By Shimura Takako
200 pages, black and white
Published by Fantagraphics
The first volume of Wandering Son, published in the middle of last year, was an intriguing look at two teenagers who both are trying to figure out their own gender identity and their place in the world around them. Fantagraphics released the second volume at the end of the year, and with a lot of the set-up completed, Shimura Takako’s story takes a stronger step forward here. Everything I liked about the first volume is still present, but any issues I’d had with it feel like they’ve been erased as her story progresses.

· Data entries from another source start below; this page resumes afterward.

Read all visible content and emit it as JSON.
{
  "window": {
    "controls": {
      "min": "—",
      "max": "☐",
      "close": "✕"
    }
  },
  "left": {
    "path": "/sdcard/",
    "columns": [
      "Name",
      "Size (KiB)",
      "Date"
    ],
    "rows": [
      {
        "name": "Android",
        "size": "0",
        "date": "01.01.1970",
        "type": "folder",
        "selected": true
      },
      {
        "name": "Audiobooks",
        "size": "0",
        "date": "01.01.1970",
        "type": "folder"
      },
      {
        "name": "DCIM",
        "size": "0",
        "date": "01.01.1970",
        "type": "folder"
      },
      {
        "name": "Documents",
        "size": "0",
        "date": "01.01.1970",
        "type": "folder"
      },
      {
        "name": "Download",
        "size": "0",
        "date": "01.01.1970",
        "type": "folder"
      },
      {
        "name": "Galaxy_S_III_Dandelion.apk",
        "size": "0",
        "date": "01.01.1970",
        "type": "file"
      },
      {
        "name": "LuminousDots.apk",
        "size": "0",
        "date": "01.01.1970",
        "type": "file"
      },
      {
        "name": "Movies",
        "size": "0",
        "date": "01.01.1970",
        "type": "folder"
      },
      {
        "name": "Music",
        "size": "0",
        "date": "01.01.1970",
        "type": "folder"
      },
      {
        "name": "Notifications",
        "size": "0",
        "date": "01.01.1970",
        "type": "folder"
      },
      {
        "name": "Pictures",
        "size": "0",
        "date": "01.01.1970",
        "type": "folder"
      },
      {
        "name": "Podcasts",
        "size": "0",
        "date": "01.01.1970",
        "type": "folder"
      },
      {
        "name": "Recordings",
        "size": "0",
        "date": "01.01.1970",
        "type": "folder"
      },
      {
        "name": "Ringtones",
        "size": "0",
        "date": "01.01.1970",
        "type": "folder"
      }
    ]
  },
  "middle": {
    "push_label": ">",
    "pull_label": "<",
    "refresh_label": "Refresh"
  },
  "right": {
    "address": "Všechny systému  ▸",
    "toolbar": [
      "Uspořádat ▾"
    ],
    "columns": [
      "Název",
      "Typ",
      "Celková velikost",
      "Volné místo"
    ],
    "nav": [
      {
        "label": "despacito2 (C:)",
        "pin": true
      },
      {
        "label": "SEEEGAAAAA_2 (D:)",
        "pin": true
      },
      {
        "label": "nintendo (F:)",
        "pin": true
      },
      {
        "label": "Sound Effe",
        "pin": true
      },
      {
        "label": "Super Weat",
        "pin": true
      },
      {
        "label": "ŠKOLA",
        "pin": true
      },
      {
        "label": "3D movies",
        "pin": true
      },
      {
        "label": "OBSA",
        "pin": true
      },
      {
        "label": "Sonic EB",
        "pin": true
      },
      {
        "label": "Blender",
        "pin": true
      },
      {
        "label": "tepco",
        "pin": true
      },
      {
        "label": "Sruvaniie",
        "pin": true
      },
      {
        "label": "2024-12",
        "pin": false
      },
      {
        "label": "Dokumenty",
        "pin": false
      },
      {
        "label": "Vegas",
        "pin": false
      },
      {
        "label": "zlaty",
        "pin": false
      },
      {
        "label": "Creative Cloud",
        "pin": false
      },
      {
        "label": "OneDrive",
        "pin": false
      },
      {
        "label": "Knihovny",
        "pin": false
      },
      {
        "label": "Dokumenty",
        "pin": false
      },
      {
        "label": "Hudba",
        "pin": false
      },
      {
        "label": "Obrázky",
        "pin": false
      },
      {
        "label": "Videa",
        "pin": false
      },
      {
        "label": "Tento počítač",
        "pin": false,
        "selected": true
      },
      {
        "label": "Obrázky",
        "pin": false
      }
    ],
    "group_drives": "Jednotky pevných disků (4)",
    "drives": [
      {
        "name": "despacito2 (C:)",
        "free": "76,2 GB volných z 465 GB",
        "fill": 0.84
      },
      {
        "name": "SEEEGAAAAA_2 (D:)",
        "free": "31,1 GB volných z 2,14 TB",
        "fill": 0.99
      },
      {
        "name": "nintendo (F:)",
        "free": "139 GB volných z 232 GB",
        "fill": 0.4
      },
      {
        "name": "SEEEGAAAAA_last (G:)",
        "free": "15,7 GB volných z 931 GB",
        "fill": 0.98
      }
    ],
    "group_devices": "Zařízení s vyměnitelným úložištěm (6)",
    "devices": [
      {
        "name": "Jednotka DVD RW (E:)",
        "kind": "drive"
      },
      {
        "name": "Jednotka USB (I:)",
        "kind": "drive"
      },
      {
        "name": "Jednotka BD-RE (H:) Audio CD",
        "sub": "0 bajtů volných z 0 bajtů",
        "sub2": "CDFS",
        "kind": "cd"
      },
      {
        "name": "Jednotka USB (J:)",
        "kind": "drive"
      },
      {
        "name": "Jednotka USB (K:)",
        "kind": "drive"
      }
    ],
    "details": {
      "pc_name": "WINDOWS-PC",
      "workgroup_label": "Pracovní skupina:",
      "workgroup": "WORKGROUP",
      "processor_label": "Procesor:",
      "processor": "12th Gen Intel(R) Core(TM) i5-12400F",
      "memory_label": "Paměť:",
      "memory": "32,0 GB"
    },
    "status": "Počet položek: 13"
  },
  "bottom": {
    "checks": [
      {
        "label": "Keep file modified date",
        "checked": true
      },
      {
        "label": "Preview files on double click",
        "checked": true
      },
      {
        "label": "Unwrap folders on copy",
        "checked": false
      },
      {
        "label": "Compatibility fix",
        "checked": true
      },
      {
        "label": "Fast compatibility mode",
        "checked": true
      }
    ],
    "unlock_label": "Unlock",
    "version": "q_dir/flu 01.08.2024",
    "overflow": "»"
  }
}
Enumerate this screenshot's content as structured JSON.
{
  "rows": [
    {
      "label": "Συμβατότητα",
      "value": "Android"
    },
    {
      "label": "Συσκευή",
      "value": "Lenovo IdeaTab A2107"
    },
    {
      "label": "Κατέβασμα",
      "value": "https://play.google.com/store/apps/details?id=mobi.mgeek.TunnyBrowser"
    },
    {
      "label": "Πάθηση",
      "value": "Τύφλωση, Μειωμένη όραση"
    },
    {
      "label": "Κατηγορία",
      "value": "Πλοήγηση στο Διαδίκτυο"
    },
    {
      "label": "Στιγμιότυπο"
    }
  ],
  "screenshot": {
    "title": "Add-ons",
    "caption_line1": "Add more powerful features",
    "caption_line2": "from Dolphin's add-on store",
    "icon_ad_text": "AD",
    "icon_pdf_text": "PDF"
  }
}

Wandering Son Vol. 2 picks up right where the last volume left off. Shuichi, Yoshino, and Saori are entering the 6th grade. But as the three find themselves not all in the same class, it’s the first hint that things aren’t always going to be quite so easy for Shuichi and Yoshino. What follows is a whirlwind of encounters and moments, with Shuichi and Yoshino learning more about their older transgendered friend Yuki, a class trip where Shuichi starts encountering some bullying, a potentially misplaced crush when a classmate of Shuichi’s sister sees Shuichi dressed as a girl, and even hurt feelings among the group of friends. In short, it’s life in the sixth grade, only filtered through the additional issue of being transgendered.
I love that Takako has given Shuichi and Yoshino their older friends Yuki and her boyfriend Shii; it gives the book a slightly different perspective as Yuki shows them one path that their life may eventually lead, as well as someone that they can theoretically talk to and be slightly more comfortable around. At the same time, I appreciate that Takako doesn’t take the obvious tactic of them all becoming instant best-friends simply because of the transgendered connection. There’s still a certain level of uneasiness mixed in with the admiration for Shuichi and Yoshino, and I like that Takako isn’t going for the easy out. Being part of a minority offers people an obvious introduction, but she doesn’t confuse that for a universal pass.
Then again, friendships in general aren’t taken for granted in Wandering Son Vol. 2. Saori being in a different class than Shuichi and Yoshino is already creating a rift, and Saori’s unstated jealousy of Shuichi’s relationship with Yoshino is a development that is making Saori that much more interesting. (Although, after meeting Saori’s mother, I want Saori to stick around if only because I’m dying to see her mother again, who steals an entire scene in just two pages.) At their age, friendships can start, stop, and start again at the drop of a hat, and watching something as simple as a shared journal between Shuichi and Yoshino create problems has a bite of realism that I think all readers can relate to.
It’s the school trip, though, where Wandering Son stops becoming sweet and innocent, and we start seeing the real world seep into Takako’s storytelling. Up until now, it’s been a pretty warm and innocent story for our characters; there was the occasional clash, but never anything too serious. What starts as simple childish taunting by Shuichi’s seat mate gets uglier with each interaction, with Takako completely understanding how a bully will find a weakness and continue to exploit it with larger and more powerful attacks once that vulnerability is discovered. When the phrase, "Little faggot," is spoken, in some ways the softer world of Wandering Son comes crashing down around the characters. It’s hard at that point to forget that the world is tilted against Shuichi and Yoshino, and that for every Saori, Kanako, or Yuki, there’s someone else far more unaccepting around the corner. It’s a powerful and dramatic moment, and Takako writes it pitch-perfect.
The art in Wandering Son is adorable as the first volume. Takako draws her characters with a certain air of innocence about them, with expressions of surprise and happiness bursting onto their faces in a way that makes me hope none of them ever try to become poker players. My favorite moments here, though, alongside those of unbridled joy, are when Shuichi’s sister Maho starts to figure out what’s up with her little brother. Those looks of suspicion and realization are classic, telling us everything we need to know about what’s inside of her head in one fell swoop.
Wandering Son Vol. 2 is a great sophomore collection from Takako; I feel like the slightly choppy nature from the early chapters in Vol. 1 is gone, and Takako’s starting to expand the cast and the plot in a way that provides more of a dramatic bite. Based on the class trip sequence in this volume, Takako’s just getting ready to make Wandering Son a lot more heavy and less idealized for the characters. If it goes anything like we see here, we’ve got a hell of a ride ahead of us. With beautifully designed hardcovers (and a pleasing weight and feel to the books too, with a good paper stock to boot), Wandering Son is the sort of series you’ll be proud to have on your bookshelf. I’m ready for the next volume now.